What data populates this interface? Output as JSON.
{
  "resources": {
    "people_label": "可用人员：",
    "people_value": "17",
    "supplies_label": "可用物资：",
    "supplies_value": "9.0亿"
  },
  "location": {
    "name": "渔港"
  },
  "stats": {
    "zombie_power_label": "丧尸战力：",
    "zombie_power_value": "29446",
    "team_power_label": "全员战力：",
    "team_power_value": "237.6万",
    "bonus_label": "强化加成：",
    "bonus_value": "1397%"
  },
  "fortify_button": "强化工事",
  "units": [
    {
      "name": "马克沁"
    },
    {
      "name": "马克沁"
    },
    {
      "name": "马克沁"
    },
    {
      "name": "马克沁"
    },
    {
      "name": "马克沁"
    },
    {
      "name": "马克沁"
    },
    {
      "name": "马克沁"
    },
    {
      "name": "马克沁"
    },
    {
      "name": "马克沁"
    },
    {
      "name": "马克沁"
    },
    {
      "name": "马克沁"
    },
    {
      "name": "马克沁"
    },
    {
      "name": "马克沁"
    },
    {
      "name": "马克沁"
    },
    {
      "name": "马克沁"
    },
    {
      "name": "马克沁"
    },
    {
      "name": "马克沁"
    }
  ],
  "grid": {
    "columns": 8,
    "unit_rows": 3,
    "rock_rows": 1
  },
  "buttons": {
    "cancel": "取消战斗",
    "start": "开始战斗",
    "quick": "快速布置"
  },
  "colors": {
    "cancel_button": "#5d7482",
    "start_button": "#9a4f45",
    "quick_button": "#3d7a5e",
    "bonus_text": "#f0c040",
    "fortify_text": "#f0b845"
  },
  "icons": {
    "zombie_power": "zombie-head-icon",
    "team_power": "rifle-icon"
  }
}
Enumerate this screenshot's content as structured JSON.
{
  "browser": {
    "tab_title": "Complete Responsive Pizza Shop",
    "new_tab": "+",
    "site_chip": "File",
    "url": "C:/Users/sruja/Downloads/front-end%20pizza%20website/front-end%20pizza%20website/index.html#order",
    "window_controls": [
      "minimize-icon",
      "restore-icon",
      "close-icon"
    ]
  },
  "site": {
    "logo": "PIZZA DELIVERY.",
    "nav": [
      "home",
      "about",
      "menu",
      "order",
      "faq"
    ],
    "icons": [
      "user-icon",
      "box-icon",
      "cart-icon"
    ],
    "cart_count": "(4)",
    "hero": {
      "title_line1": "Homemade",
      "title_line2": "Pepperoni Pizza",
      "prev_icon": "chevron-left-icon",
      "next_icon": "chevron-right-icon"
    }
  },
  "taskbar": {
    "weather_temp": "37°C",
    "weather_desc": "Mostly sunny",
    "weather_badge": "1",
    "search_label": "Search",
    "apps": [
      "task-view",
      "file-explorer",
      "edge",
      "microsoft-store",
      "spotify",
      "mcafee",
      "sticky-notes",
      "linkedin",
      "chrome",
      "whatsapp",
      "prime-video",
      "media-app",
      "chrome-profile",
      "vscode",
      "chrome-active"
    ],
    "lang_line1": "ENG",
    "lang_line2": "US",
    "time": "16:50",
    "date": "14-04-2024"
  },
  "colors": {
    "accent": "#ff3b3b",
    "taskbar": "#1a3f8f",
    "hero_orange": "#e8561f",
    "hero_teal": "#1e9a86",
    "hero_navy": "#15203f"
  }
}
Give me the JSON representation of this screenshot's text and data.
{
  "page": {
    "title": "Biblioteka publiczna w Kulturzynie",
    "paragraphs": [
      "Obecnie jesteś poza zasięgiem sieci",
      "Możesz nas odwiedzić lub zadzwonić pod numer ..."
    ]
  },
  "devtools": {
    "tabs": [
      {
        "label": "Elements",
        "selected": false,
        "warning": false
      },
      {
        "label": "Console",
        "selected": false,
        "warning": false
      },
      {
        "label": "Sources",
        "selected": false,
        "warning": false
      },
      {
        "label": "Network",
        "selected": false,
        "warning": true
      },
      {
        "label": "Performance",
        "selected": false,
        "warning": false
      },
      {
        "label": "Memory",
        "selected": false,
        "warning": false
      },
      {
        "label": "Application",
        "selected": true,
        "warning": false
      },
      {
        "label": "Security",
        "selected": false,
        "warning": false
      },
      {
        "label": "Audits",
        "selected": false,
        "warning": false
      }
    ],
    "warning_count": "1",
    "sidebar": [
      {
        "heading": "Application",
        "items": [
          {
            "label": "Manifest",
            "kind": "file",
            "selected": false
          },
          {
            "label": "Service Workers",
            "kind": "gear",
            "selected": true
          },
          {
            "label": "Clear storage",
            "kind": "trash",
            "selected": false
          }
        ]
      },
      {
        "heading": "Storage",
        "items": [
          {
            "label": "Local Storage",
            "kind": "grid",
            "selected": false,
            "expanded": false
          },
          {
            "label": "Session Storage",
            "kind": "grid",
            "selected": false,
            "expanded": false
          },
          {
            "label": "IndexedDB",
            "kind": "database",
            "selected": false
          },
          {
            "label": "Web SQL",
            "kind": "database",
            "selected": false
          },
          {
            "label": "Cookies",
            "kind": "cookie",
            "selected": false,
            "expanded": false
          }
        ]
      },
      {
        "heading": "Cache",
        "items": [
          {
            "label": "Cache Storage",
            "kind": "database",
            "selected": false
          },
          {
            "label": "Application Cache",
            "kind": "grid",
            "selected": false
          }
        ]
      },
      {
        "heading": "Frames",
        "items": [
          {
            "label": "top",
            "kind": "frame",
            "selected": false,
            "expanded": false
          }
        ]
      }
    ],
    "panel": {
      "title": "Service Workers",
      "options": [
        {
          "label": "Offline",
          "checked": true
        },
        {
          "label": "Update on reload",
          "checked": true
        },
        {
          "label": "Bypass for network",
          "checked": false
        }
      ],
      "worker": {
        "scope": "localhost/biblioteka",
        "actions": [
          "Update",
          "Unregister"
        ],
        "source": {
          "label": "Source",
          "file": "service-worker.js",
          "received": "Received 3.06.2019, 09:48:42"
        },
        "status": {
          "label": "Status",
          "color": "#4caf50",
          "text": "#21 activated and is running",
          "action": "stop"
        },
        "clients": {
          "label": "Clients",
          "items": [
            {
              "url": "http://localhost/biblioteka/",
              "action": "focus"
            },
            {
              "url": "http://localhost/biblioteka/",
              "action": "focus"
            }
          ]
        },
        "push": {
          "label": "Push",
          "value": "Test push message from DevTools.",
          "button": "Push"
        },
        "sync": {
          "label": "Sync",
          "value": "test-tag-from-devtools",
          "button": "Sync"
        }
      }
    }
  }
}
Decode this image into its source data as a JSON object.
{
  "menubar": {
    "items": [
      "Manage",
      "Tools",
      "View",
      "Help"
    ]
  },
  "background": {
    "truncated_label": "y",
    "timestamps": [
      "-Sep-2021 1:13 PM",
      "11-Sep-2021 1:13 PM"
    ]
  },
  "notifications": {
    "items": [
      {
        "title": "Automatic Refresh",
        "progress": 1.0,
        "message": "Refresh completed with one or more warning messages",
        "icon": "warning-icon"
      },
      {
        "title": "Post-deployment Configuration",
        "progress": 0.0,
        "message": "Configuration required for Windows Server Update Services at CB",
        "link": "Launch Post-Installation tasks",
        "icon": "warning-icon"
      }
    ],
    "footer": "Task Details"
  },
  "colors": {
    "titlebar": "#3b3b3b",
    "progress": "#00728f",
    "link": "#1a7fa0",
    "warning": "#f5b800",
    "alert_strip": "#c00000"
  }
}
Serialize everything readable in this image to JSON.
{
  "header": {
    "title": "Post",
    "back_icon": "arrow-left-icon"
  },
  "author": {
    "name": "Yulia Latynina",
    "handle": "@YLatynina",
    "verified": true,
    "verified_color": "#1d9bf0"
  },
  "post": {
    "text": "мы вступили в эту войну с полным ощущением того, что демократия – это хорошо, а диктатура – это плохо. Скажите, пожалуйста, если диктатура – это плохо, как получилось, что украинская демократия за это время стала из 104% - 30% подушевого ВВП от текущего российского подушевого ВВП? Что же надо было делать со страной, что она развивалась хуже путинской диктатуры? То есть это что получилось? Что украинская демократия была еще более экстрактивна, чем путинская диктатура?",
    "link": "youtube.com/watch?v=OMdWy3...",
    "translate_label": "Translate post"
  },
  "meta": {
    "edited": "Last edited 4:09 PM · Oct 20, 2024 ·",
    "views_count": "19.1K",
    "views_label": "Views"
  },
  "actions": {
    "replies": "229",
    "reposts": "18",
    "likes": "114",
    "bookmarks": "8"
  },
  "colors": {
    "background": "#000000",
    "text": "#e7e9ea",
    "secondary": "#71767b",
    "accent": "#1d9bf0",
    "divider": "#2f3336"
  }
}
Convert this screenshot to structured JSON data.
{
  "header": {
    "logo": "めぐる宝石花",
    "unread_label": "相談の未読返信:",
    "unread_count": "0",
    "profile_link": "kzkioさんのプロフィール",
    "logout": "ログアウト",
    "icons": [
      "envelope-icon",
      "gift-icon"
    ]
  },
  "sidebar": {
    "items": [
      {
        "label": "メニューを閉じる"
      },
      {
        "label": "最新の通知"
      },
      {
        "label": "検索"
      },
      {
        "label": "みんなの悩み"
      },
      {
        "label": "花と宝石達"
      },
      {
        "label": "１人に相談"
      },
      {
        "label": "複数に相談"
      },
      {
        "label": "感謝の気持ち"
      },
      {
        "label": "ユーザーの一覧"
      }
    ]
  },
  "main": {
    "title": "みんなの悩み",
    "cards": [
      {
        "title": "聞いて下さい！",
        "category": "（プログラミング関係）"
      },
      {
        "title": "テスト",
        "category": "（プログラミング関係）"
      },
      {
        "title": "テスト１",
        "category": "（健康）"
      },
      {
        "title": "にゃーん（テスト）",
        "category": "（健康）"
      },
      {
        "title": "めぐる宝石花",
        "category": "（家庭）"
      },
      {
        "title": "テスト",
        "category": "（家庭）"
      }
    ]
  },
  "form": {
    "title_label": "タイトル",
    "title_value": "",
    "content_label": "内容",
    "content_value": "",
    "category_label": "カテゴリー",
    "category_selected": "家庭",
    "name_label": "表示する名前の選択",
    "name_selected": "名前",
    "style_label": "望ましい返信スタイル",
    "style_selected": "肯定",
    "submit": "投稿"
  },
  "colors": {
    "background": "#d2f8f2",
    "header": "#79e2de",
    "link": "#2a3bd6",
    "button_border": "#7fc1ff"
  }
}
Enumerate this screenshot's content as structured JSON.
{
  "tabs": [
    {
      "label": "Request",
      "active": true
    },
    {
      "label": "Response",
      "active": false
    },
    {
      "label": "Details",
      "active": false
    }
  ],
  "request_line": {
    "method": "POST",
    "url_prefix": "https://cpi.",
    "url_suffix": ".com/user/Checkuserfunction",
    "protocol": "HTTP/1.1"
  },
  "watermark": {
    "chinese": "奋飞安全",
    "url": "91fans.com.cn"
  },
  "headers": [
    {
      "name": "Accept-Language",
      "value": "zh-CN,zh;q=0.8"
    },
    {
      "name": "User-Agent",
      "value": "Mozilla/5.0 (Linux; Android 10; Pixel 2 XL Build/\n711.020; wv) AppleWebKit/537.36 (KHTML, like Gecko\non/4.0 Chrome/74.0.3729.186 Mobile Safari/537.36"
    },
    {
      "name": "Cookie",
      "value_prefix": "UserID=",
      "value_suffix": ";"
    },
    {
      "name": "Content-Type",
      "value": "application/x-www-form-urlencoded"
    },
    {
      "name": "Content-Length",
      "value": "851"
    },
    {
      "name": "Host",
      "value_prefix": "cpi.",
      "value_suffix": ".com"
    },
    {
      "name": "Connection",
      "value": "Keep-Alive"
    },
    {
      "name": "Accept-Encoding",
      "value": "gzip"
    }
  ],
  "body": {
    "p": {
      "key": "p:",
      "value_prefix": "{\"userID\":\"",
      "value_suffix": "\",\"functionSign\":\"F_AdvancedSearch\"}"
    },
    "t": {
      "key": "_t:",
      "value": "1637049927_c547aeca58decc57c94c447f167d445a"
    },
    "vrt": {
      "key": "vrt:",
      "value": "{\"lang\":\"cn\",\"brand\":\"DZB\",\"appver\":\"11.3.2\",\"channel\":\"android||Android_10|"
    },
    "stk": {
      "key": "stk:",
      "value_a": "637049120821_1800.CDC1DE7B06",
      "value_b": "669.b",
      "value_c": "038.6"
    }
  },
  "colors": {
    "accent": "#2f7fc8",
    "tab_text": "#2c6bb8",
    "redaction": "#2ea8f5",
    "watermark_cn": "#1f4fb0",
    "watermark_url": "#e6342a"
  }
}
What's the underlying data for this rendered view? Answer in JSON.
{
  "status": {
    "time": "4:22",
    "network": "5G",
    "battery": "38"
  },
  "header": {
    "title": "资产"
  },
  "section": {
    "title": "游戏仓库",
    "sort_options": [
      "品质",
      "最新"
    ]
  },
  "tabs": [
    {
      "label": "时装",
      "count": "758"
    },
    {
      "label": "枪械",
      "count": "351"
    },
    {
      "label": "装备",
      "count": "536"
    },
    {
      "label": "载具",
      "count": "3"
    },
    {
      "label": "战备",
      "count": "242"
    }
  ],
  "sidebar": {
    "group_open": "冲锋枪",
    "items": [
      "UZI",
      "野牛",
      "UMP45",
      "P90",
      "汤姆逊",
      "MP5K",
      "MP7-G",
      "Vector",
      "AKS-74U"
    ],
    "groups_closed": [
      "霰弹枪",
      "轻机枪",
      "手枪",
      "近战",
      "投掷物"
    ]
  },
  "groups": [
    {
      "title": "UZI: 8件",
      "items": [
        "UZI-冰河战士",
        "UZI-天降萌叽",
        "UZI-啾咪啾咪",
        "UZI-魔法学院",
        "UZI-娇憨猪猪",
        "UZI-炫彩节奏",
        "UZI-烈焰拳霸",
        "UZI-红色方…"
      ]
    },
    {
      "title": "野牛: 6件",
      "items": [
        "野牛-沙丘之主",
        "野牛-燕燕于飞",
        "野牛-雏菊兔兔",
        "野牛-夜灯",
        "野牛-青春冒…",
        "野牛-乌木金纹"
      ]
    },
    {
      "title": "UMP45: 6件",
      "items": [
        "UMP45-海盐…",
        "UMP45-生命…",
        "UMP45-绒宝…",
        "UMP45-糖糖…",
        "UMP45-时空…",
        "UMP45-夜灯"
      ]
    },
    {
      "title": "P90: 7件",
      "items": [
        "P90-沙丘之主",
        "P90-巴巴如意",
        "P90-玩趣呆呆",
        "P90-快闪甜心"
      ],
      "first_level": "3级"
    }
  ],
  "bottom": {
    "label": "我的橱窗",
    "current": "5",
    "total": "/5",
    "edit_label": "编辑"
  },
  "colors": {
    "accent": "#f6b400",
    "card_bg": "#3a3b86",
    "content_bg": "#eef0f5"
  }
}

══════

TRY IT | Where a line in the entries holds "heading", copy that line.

REPLY |
        "heading": "Application",
        "heading": "Storage",
        "heading": "Cache",
        "heading": "Frames",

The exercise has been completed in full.